Under the hood is the same 3.6-liter Pentastar V-6 as in the Charger. In the Durango, it makes 290 horsepower and 260 lb-ft of torque. It pulls the mighty – and mighty big – SUV with authority. It may not be the neck-snapping torque of a Hemi V-8, but it’s more than enough power for most Durango buyers. The eight-speed automatic transmission shifts cleanly, but like most transmissions with that many gears, it’s programmed for efficiency over power. It’s not uncommon to see sixth gear on a 35-mph street. When power is needed, though, the tranny downshifts quickly.
Despite the eight-speed’s propensity toward economy, the Durango is still a big, heavy all-wheel-drive vehicle. The EPA rates it at 17 mpg city, 24 mpg highway and 19 mpg combined. During the test week, the Durango managed 18.2 mpg in predominantly in-town driving.
The Durango’s ride is plush without being too floaty. It’s not a sports car and the steering rack is a little slow, but it’s perfectly acceptable for a big SUV. The Durango is a very satisfying vehicle to drive. It’s quiet, comfortable, and it can haul when it has to. It’s a very easy car to live with day-to-day.
Space behind the third-row seat is usable if meager, but those seats are simple to fold down to give plenty of cargo space. The middle-row seats can also be folded down for a minivan-like capacity. Dodge deserves bonus points for headrests that automatically fold down and out of the way when the seats are folded.
Since the Durango is closely related to the Grand Cherokee, they are complementary competitors. If a buyer likes the Durango but doesn’t need the third row seats, they can go get a Grand Cherokee, and vice-versa. The Durango’s chief competitors are the large crossovers like the GM offerings (GMC Acadia, Chevrolet Traverse and Buick Enclave) and the Ford Explorer. All models are similar in size, power, fuel economy and price, but what the Durango has going for it is that it’s an honest-to-goodness SUV. It’s not a passenger-car-based tall wagon like the GM or Ford offerings, and that gives it an edge over its competition, or at least something unique.

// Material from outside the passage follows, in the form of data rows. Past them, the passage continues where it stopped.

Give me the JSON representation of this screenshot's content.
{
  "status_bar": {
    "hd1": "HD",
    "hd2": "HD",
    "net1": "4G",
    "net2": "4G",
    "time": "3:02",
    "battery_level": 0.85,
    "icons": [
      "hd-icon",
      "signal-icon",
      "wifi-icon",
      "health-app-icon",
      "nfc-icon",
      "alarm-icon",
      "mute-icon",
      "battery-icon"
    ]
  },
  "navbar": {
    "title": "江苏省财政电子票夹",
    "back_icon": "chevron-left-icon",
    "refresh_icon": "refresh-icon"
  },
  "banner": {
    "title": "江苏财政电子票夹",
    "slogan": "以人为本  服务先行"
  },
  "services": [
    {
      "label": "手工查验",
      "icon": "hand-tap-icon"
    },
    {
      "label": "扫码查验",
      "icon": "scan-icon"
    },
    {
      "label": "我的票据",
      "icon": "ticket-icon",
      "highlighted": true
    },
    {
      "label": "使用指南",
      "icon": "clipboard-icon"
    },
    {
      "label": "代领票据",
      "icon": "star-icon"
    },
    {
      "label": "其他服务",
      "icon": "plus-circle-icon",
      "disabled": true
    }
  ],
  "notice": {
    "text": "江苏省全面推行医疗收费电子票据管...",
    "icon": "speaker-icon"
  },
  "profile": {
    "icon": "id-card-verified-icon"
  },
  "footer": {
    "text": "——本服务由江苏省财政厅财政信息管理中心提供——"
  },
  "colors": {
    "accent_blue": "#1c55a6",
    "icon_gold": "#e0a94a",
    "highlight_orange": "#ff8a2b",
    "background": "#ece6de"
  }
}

At nearly 50 grand, the Citadel-trimmed test car is a little pricey, although the top-of-the-line GM models are similarly priced and the Platinum-level Explorer is pricier still. That price, though, brings with it a lot of useful options like dual flip-up LCD screens on the seatbacks with a Blu-Ray player, wireless headphones and a remote control, and of course the premium leather heated and cooled seats. There are more frugal ways to spec out a Durango, but those that opt for the fully loaded version shouldn’t feel like they got a raw deal.
- Buy It,
- Lease It,
- Rent It,
- or Forget It,
The 2015 Dodge Durango Citadel AWD gets a Buy It!
Despite losing points for the Uconnect’s missing audio-off button, the Durango is a fine large SUV that is a joy to live with every day. The fact that it’s a real SUV and not a wannabe crossover is just icing on the cake.
How we’d build it
To get the maximum value for the money out of the Durango, start with the SXT Plus model in all wheel drive, which starts at $35,095. Add the Popular Equipment Package for $1,095, which adds a backup camera, Bluetooth audio streaming and heated front seats. And for some extra style, add in the Rallye package, which for $1,995 comes with a sinister blacked-out appearance group complete with black painted alloys and leather suede seats. All tolled, the price is $38,180, more than $10,000 less than the test car but with plenty of style and equipment.
Check out this TFLcar video of the Hemi-powered 2014 Dodge Durango R/T: